D: What has the been the most difficult and the most rewarding things about producing Oops?

C: Hm, the most difficult thing for me at least is my spelling/grammar, and to keep bettering my art. I’m not the best when it comes to words, that’s why I communicate through drawings instead. However, very oddly enough and to the great rage of my grammar loving friend, I won the English Award in high school and not the Art Award.

The most rewarding part of making Oops are the reader interactions, seeing them in person at conventions, and that special unboxing of a new issue back from the printers. Nothing inspires me to create more than coming back home from a fun comic convention of meeting readers in person, or chatting with a reader online.

J: I am doing the work that is generally the part people hate doing, the backgrounds. The hard part of that is when its a wide shot of the city, or something like that. Lots of perspective and ruling things out. One of the interesting things about that is that depending on the shot or scene a panel can be a lot of work and struggle for one of us, while not the other. The most rewarding thing about that is seeing our work combined and being really happy with the result.

 

D: What are some lessons you’ve learned that you wish you would have known starting out?

C: The business side of comics; promoting, advertising, networking, how to be professional, printing, self-publishing, website analytic side of comics. If I knew all of that before starting, I’d probably know 10x’s more about it than I do now. haha

J: Art wise, I have learned so many tricks and methods to expedite the process. But more in general, I wish I would have gotten serious about producing comics at an earlier age. I was drawing comics my entire life, but every project was shelved or forgotten. I was 27 before I finished a full issue of anything or went to my first convention. Also I would have have started producing with Cyndi a lot sooner. I was making comics alone for a long time before we decided to work together on something.

 

D: If you could tell comic readers 1 thing about being a comic creator, what would it be?

C: Creators don’t choose to make comics to be famous, it takes years to achieve internet fame and fortune with comics. Creator make comics for the love of the craft, a story that needs to be told, and there’s nothing else they’d rather be doing with their time.

J: What she said.

 

D: Any final thoughts?

C: Being a webcomic creator is like documenting your artistic growth and posting it online each week . Aside from all the thought and story/layout planning to goes into each page, it’s also a glimpse at the artist’s current ability with the series as a portfolio of their growth as a whole. That’s really what makes webcomics special and great.

J: I don’t reply much, but I read almost every comment. She is better at having an online presence than me, but I am absolutely grateful for all the love and support we get for Oops. Thanks guys!

 

D: Thanks to you both for sharing, and I encourage readers to check out Oops and reach out to talk to the creators :D

  • Hey, cool! I know these guys. That means I’m famous now too, right?

    • By association, definitely ;)

    • What!? You haven’t achieved that yet?
      What hope do I have, if you haven’t?! ;D

  • Maikel Verkoelen

    Great read!
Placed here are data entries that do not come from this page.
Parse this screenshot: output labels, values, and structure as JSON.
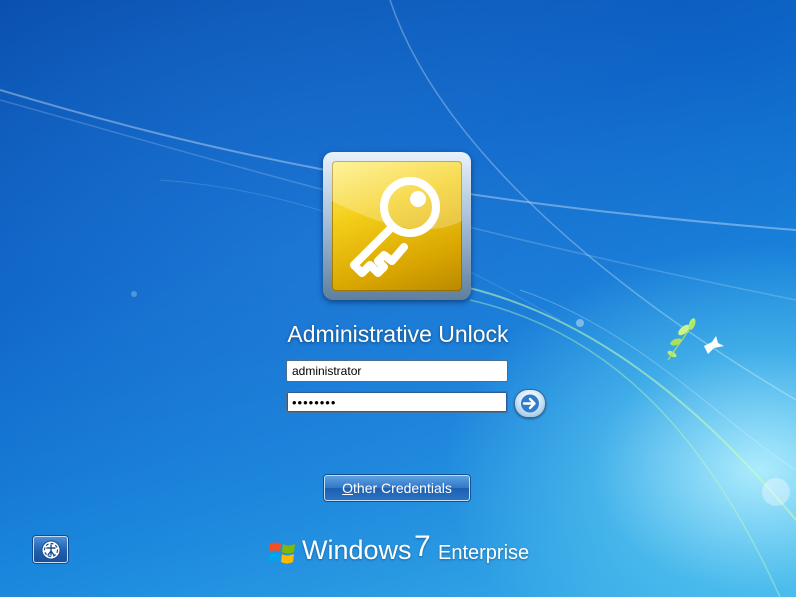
{
  "login": {
    "title": "Administrative Unlock",
    "username_value": "administrator",
    "password_value": "••••••••",
    "other_credentials_prefix": "O",
    "other_credentials_rest": "ther Credentials"
  },
  "brand": {
    "name": "Windows",
    "version": "7",
    "edition": "Enterprise"
  },
  "icons": {
    "user_tile": "key-icon",
    "submit": "arrow-right-icon",
    "ease_of_access": "ease-of-access-icon",
    "logo": "windows-flag-icon"
  },
  "colors": {
    "background": "#0d63c6",
    "tile_gold": "#f4cf1a",
    "button_blue": "#2f77c8"
  }
}
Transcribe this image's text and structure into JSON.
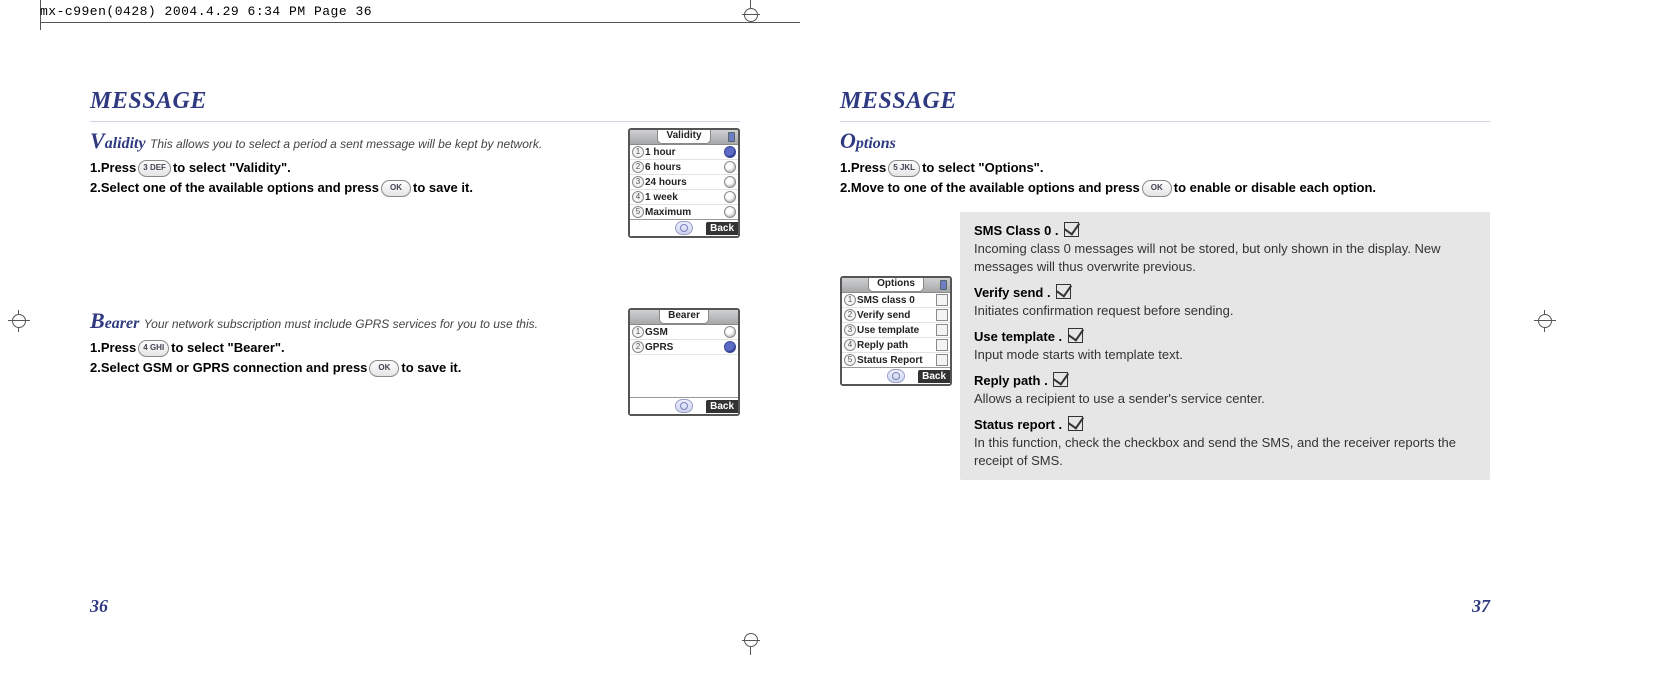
{
  "print_header": "mx-c99en(0428)  2004.4.29  6:34 PM  Page 36",
  "pages": {
    "left": {
      "title": "MESSAGE",
      "number": "36",
      "validity": {
        "heading_cap": "V",
        "heading_rest": "alidity",
        "heading_sub": " This allows you to select a period a sent message will be kept by network.",
        "step1_a": "1.Press ",
        "step1_key": "3 DEF",
        "step1_b": " to select \"Validity\".",
        "step2_a": "2.Select one of the available options and press ",
        "step2_key": "OK",
        "step2_b": " to save it."
      },
      "bearer": {
        "heading_cap": "B",
        "heading_rest": "earer",
        "heading_sub": " Your network subscription must include GPRS services for you to use this.",
        "step1_a": "1.Press ",
        "step1_key": "4 GHI",
        "step1_b": " to select \"Bearer\".",
        "step2_a": "2.Select GSM or GPRS connection and press ",
        "step2_key": "OK",
        "step2_b": " to save it."
      },
      "shot_validity": {
        "title": "Validity",
        "items": [
          "1 hour",
          "6 hours",
          "24 hours",
          "1 week",
          "Maximum"
        ],
        "selected_index": 0,
        "back": "Back"
      },
      "shot_bearer": {
        "title": "Bearer",
        "items": [
          "GSM",
          "GPRS"
        ],
        "selected_index": 1,
        "back": "Back"
      }
    },
    "right": {
      "title": "MESSAGE",
      "number": "37",
      "options": {
        "heading_cap": "O",
        "heading_rest": "ptions",
        "step1_a": "1.Press ",
        "step1_key": "5 JKL",
        "step1_b": " to select \"Options\".",
        "step2_a": "2.Move to one of the available options and press ",
        "step2_key": "OK",
        "step2_b": " to enable or disable each option."
      },
      "shot_options": {
        "title": "Options",
        "items": [
          "SMS class   0",
          "Verify send",
          "Use template",
          "Reply path",
          "Status Report"
        ],
        "back": "Back"
      },
      "defs": [
        {
          "title": "SMS Class 0 . ",
          "desc": "Incoming class 0 messages will not be stored, but only shown in the display. New messages will thus overwrite previous."
        },
        {
          "title": "Verify send . ",
          "desc": "Initiates confirmation request before sending."
        },
        {
          "title": "Use template . ",
          "desc": "Input mode starts with template text."
        },
        {
          "title": "Reply path . ",
          "desc": "Allows a recipient to use a sender's service center."
        },
        {
          "title": "Status report . ",
          "desc": "In this function, check the checkbox and send the SMS, and the receiver reports the receipt of SMS."
        }
      ]
    }
  }
}
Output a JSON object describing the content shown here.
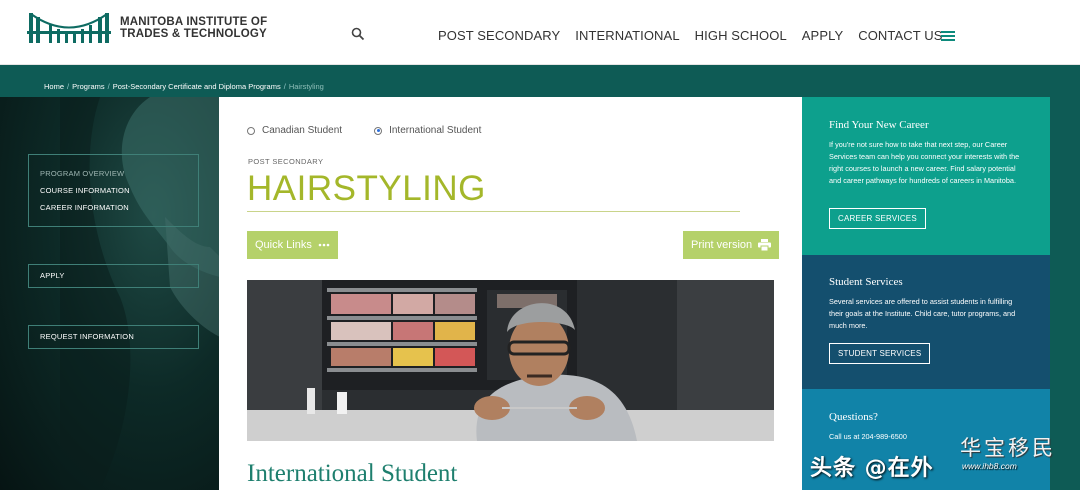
{
  "header": {
    "logo_line1": "MANITOBA INSTITUTE OF",
    "logo_line2": "TRADES & TECHNOLOGY",
    "nav": [
      "POST SECONDARY",
      "INTERNATIONAL",
      "HIGH SCHOOL",
      "APPLY",
      "CONTACT US"
    ],
    "icons": [
      "search-icon",
      "menu-icon"
    ]
  },
  "breadcrumb": {
    "items": [
      "Home",
      "Programs",
      "Post-Secondary Certificate and Diploma Programs"
    ],
    "separator": "/",
    "current": "Hairstyling"
  },
  "sidebar": {
    "program_overview": "PROGRAM OVERVIEW",
    "course_information": "COURSE INFORMATION",
    "career_information": "CAREER INFORMATION",
    "apply": "APPLY",
    "request_information": "REQUEST INFORMATION"
  },
  "main": {
    "radio_options": [
      {
        "label": "Canadian Student",
        "selected": false
      },
      {
        "label": "International Student",
        "selected": true
      }
    ],
    "eyebrow": "POST SECONDARY",
    "title": "HAIRSTYLING",
    "quick_links": "Quick Links",
    "print_version": "Print version",
    "section_title": "International Student"
  },
  "right": {
    "career": {
      "title": "Find Your New Career",
      "body": "If you're not sure how to take that next step, our Career Services team can help you connect your interests with the right courses to launch a new career. Find salary potential and career pathways for hundreds of careers in Manitoba.",
      "cta": "CAREER SERVICES"
    },
    "student": {
      "title": "Student Services",
      "body": "Several services are offered to assist students in fulfilling their goals at the Institute. Child care, tutor programs, and much more.",
      "cta": "STUDENT SERVICES"
    },
    "questions": {
      "title": "Questions?",
      "body": "Call us at 204-989-6500"
    }
  },
  "watermark": {
    "left": "头条 @在外",
    "right": "华宝移民",
    "url": "www.ihb8.com"
  },
  "colors": {
    "brand_teal": "#0e5b55",
    "title_green": "#a4b72a",
    "button_green": "#b5d16a",
    "card_teal": "#0da08d",
    "card_navy": "#144f6e",
    "card_blue": "#1183a8"
  }
}
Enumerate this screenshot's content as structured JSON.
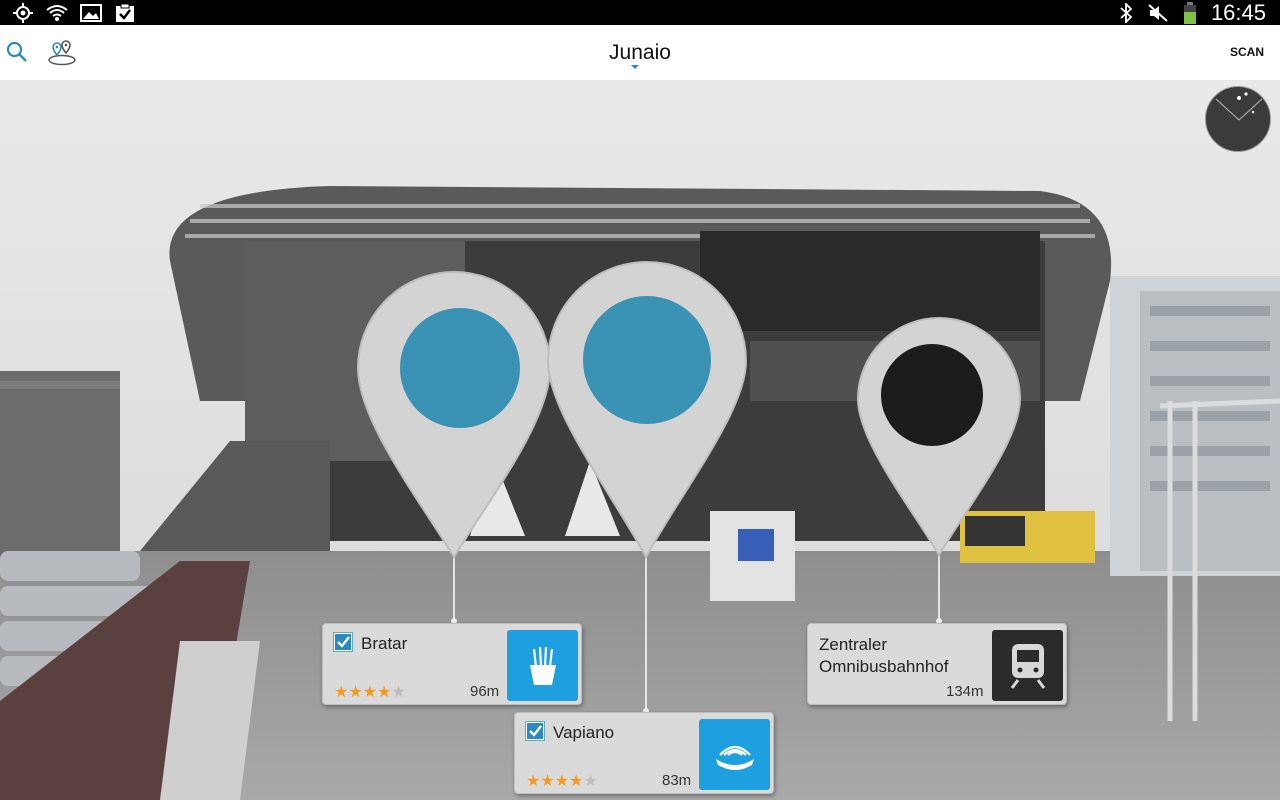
{
  "status_bar": {
    "clock": "16:45",
    "left_icons": [
      "gps-icon",
      "wifi-icon",
      "gallery-icon",
      "clipboard-check-icon"
    ],
    "right_icons": [
      "bluetooth-icon",
      "mute-icon",
      "battery-icon"
    ]
  },
  "action_bar": {
    "title": "Junaio",
    "scan_label": "SCAN",
    "icons": [
      "search-icon",
      "map-pins-icon"
    ]
  },
  "pois": [
    {
      "name": "Bratar",
      "rating": 4,
      "max_rating": 5,
      "distance": "96m",
      "category_icon": "fries-icon",
      "tile_color": "#1e9fe0",
      "pin_color": "#3a92b4",
      "checked": true
    },
    {
      "name": "Vapiano",
      "rating": 4,
      "max_rating": 5,
      "distance": "83m",
      "category_icon": "pasta-icon",
      "tile_color": "#1e9fe0",
      "pin_color": "#3a92b4",
      "checked": true
    },
    {
      "name": "Zentraler Omnibusbahnhof",
      "name_line1": "Zentraler",
      "name_line2": "Omnibusbahnhof",
      "distance": "134m",
      "category_icon": "train-icon",
      "tile_color": "#2a2a2a",
      "pin_color": "#1c1c1c"
    }
  ]
}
Comic creators at heart, hard at work. :)

  • Thanks again for this awesome opportunity to share a piece of our crazy life as creators. I’m making sure I help spread the love by sharing your site across my different online profiles. Thank you! <3